TASK TO CARRY OUT:
Pull out every line below that contains the word "креативов".

<<<<

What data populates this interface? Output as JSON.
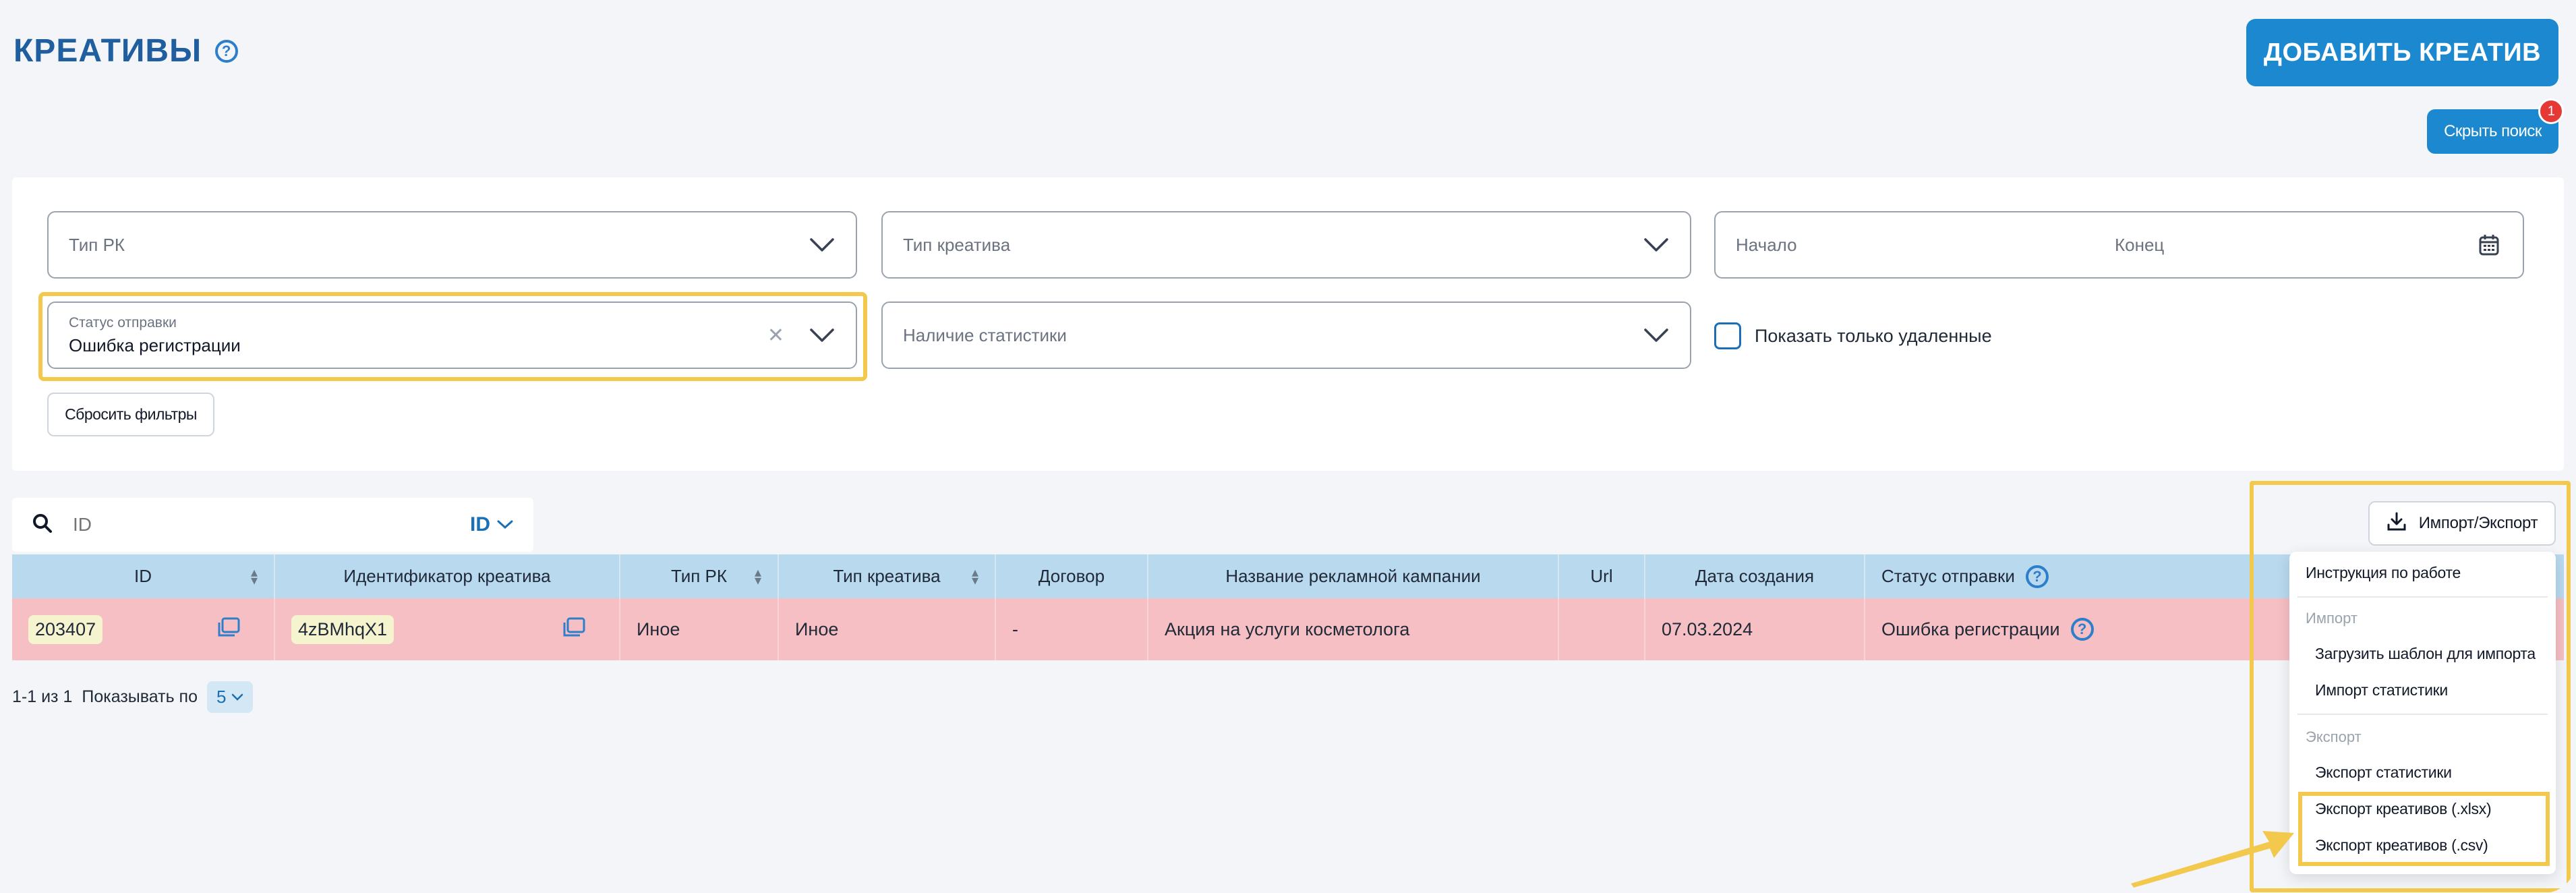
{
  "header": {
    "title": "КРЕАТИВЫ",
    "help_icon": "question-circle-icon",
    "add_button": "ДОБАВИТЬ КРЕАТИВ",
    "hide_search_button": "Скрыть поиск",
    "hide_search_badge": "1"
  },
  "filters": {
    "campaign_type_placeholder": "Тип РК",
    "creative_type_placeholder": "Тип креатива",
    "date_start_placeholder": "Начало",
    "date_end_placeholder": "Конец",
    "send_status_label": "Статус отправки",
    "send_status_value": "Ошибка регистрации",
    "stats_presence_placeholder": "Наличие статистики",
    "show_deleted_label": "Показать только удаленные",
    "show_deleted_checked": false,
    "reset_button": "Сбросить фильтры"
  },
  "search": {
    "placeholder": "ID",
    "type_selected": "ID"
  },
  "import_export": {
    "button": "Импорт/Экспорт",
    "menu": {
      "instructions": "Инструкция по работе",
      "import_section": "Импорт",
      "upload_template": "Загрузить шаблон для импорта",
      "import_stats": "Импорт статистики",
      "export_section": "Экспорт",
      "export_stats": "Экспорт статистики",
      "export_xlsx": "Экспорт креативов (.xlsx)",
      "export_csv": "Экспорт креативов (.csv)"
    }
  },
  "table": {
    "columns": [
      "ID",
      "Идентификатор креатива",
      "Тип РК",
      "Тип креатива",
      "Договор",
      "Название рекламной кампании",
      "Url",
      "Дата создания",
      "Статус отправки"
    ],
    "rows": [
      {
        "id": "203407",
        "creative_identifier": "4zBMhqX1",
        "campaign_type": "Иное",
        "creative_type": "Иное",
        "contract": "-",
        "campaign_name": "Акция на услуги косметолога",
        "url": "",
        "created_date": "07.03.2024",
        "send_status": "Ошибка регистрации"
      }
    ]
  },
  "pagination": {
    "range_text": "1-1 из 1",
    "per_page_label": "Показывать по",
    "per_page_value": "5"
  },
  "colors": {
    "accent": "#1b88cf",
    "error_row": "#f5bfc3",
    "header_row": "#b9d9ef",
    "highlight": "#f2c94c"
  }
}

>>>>

RESULT BELOW:
      "export_xlsx": "Экспорт креативов (.xlsx)",
      "export_csv": "Экспорт креативов (.csv)"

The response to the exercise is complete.